Activity: Could every entry be set down once more, exactly as given?
++++++++++++++++++++
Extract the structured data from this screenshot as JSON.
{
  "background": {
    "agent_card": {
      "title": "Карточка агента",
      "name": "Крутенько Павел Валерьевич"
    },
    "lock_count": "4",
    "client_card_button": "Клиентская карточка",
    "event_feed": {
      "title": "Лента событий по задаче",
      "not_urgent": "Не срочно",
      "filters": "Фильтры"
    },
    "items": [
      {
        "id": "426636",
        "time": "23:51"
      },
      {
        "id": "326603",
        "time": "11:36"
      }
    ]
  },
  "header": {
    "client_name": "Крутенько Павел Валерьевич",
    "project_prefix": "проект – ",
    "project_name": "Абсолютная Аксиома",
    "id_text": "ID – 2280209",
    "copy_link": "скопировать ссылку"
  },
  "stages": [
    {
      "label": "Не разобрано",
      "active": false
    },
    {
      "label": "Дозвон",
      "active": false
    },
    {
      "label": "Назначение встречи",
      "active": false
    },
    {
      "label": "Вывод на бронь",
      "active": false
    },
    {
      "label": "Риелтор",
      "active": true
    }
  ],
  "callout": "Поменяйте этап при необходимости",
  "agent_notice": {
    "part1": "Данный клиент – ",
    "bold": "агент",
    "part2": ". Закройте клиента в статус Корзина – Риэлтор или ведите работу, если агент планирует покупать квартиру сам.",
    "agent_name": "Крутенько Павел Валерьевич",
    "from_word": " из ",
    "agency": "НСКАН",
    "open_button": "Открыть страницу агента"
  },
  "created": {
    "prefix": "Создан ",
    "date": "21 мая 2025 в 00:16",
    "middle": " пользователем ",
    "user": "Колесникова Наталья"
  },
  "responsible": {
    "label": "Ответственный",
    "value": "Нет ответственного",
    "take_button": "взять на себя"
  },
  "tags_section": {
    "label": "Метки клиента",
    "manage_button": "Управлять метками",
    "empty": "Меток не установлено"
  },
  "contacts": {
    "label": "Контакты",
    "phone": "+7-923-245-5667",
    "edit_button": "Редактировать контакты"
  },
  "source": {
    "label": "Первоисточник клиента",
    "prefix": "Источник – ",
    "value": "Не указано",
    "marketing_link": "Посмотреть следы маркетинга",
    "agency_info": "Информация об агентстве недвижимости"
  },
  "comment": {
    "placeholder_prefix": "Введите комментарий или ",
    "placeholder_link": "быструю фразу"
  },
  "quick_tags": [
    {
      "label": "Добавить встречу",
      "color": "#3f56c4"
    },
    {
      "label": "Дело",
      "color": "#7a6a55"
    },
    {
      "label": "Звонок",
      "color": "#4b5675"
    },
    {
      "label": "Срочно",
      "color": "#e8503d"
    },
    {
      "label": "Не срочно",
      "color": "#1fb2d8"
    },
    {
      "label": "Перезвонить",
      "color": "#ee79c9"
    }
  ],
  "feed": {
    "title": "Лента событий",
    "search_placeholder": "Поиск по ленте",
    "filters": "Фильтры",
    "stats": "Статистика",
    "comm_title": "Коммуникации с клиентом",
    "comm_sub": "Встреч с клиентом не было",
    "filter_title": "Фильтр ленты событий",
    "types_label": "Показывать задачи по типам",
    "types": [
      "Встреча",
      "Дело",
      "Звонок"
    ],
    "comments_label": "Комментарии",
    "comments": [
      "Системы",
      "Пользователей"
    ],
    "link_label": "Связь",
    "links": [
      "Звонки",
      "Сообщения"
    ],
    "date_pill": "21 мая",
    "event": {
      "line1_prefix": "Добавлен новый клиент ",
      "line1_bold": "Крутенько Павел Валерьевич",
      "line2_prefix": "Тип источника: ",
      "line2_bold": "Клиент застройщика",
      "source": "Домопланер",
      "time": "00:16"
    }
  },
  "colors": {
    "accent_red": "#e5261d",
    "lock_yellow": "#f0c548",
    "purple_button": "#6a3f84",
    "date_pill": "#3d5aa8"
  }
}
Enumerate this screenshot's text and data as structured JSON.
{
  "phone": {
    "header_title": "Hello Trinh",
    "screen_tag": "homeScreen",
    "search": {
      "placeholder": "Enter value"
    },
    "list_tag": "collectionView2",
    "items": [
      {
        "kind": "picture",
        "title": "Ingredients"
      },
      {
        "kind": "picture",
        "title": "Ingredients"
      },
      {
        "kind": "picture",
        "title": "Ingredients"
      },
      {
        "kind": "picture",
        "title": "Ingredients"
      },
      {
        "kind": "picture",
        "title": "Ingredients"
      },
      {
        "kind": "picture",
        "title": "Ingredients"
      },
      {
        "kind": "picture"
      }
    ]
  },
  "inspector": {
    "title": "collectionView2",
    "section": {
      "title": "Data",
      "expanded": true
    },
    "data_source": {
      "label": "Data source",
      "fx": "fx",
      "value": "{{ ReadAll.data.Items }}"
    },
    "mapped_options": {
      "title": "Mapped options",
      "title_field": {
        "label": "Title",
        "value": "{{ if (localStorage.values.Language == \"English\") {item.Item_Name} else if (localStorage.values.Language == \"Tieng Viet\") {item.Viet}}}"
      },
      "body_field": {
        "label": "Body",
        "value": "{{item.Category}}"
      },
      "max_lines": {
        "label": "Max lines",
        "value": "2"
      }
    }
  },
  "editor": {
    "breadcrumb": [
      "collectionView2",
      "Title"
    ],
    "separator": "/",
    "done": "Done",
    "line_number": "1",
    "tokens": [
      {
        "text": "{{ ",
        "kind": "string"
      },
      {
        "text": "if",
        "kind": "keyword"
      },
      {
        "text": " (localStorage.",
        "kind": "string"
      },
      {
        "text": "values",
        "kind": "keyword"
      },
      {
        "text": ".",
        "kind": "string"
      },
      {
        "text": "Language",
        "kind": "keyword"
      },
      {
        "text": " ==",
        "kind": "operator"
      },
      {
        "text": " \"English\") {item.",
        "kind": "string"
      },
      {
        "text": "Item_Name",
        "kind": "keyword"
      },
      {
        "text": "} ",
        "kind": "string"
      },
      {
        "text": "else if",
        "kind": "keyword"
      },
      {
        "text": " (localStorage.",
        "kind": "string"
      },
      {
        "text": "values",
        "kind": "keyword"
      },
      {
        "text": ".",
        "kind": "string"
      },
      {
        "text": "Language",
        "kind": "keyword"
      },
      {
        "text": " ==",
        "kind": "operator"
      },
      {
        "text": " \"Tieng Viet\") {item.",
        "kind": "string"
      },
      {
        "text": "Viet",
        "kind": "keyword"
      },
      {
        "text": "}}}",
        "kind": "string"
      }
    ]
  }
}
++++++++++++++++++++
Output below:
Extract the structured data from this screenshot as JSON.
{
  "background": {
    "agent_card": {
      "title": "Карточка агента",
      "name": "Крутенько Павел Валерьевич"
    },
    "lock_count": "4",
    "client_card_button": "Клиентская карточка",
    "event_feed": {
      "title": "Лента событий по задаче",
      "not_urgent": "Не срочно",
      "filters": "Фильтры"
    },
    "items": [
      {
        "id": "426636",
        "time": "23:51"
      },
      {
        "id": "326603",
        "time": "11:36"
      }
    ]
  },
  "header": {
    "client_name": "Крутенько Павел Валерьевич",
    "project_prefix": "проект – ",
    "project_name": "Абсолютная Аксиома",
    "id_text": "ID – 2280209",
    "copy_link": "скопировать ссылку"
  },
  "stages": [
    {
      "label": "Не разобрано",
      "active": false
    },
    {
      "label": "Дозвон",
      "active": false
    },
    {
      "label": "Назначение встречи",
      "active": false
    },
    {
      "label": "Вывод на бронь",
      "active": false
    },
    {
      "label": "Риелтор",
      "active": true
    }
  ],
  "callout": "Поменяйте этап при необходимости",
  "agent_notice": {
    "part1": "Данный клиент – ",
    "bold": "агент",
    "part2": ". Закройте клиента в статус Корзина – Риэлтор или ведите работу, если агент планирует покупать квартиру сам.",
    "agent_name": "Крутенько Павел Валерьевич",
    "from_word": " из ",
    "agency": "НСКАН",
    "open_button": "Открыть страницу агента"
  },
  "created": {
    "prefix": "Создан ",
    "date": "21 мая 2025 в 00:16",
    "middle": " пользователем ",
    "user": "Колесникова Наталья"
  },
  "responsible": {
    "label": "Ответственный",
    "value": "Нет ответственного",
    "take_button": "взять на себя"
  },
  "tags_section": {
    "label": "Метки клиента",
    "manage_button": "Управлять метками",
    "empty": "Меток не установлено"
  },
  "contacts": {
    "label": "Контакты",
    "phone": "+7-923-245-5667",
    "edit_button": "Редактировать контакты"
  },
  "source": {
    "label": "Первоисточник клиента",
    "prefix": "Источник – ",
    "value": "Не указано",
    "marketing_link": "Посмотреть следы маркетинга",
    "agency_info": "Информация об агентстве недвижимости"
  },
  "comment": {
    "placeholder_prefix": "Введите комментарий или ",
    "placeholder_link": "быструю фразу"
  },
  "quick_tags": [
    {
      "label": "Добавить встречу",
      "color": "#3f56c4"
    },
    {
      "label": "Дело",
      "color": "#7a6a55"
    },
    {
      "label": "Звонок",
      "color": "#4b5675"
    },
    {
      "label": "Срочно",
      "color": "#e8503d"
    },
    {
      "label": "Не срочно",
      "color": "#1fb2d8"
    },
    {
      "label": "Перезвонить",
      "color": "#ee79c9"
    }
  ],
  "feed": {
    "title": "Лента событий",
    "search_placeholder": "Поиск по ленте",
    "filters": "Фильтры",
    "stats": "Статистика",
    "comm_title": "Коммуникации с клиентом",
    "comm_sub": "Встреч с клиентом не было",
    "filter_title": "Фильтр ленты событий",
    "types_label": "Показывать задачи по типам",
    "types": [
      "Встреча",
      "Дело",
      "Звонок"
    ],
    "comments_label": "Комментарии",
    "comments": [
      "Системы",
      "Пользователей"
    ],
    "link_label": "Связь",
    "links": [
      "Звонки",
      "Сообщения"
    ],
    "date_pill": "21 мая",
    "event": {
      "line1_prefix": "Добавлен новый клиент ",
      "line1_bold": "Крутенько Павел Валерьевич",
      "line2_prefix": "Тип источника: ",
      "line2_bold": "Клиент застройщика",
      "source": "Домопланер",
      "time": "00:16"
    }
  },
  "colors": {
    "accent_red": "#e5261d",
    "lock_yellow": "#f0c548",
    "purple_button": "#6a3f84",
    "date_pill": "#3d5aa8"
  }
}
Enumerate this screenshot's text and data as structured JSON.
{
  "phone": {
    "header_title": "Hello Trinh",
    "screen_tag": "homeScreen",
    "search": {
      "placeholder": "Enter value"
    },
    "list_tag": "collectionView2",
    "items": [
      {
        "kind": "picture",
        "title": "Ingredients"
      },
      {
        "kind": "picture",
        "title": "Ingredients"
      },
      {
        "kind": "picture",
        "title": "Ingredients"
      },
      {
        "kind": "picture",
        "title": "Ingredients"
      },
      {
        "kind": "picture",
        "title": "Ingredients"
      },
      {
        "kind": "picture",
        "title": "Ingredients"
      },
      {
        "kind": "picture"
      }
    ]
  },
  "inspector": {
    "title": "collectionView2",
    "section": {
      "title": "Data",
      "expanded": true
    },
    "data_source": {
      "label": "Data source",
      "fx": "fx",
      "value": "{{ ReadAll.data.Items }}"
    },
    "mapped_options": {
      "title": "Mapped options",
      "title_field": {
        "label": "Title",
        "value": "{{ if (localStorage.values.Language == \"English\") {item.Item_Name} else if (localStorage.values.Language == \"Tieng Viet\") {item.Viet}}}"
      },
      "body_field": {
        "label": "Body",
        "value": "{{item.Category}}"
      },
      "max_lines": {
        "label": "Max lines",
        "value": "2"
      }
    }
  },
  "editor": {
    "breadcrumb": [
      "collectionView2",
      "Title"
    ],
    "separator": "/",
    "done": "Done",
    "line_number": "1",
    "tokens": [
      {
        "text": "{{ ",
        "kind": "string"
      },
      {
        "text": "if",
        "kind": "keyword"
      },
      {
        "text": " (localStorage.",
        "kind": "string"
      },
      {
        "text": "values",
        "kind": "keyword"
      },
      {
        "text": ".",
        "kind": "string"
      },
      {
        "text": "Language",
        "kind": "keyword"
      },
      {
        "text": " ==",
        "kind": "operator"
      },
      {
        "text": " \"English\") {item.",
        "kind": "string"
      },
      {
        "text": "Item_Name",
        "kind": "keyword"
      },
      {
        "text": "} ",
        "kind": "string"
      },
      {
        "text": "else if",
        "kind": "keyword"
      },
      {
        "text": " (localStorage.",
        "kind": "string"
      },
      {
        "text": "values",
        "kind": "keyword"
      },
      {
        "text": ".",
        "kind": "string"
      },
      {
        "text": "Language",
        "kind": "keyword"
      },
      {
        "text": " ==",
        "kind": "operator"
      },
      {
        "text": " \"Tieng Viet\") {item.",
        "kind": "string"
      },
      {
        "text": "Viet",
        "kind": "keyword"
      },
      {
        "text": "}}}",
        "kind": "string"
      }
    ]
  }
}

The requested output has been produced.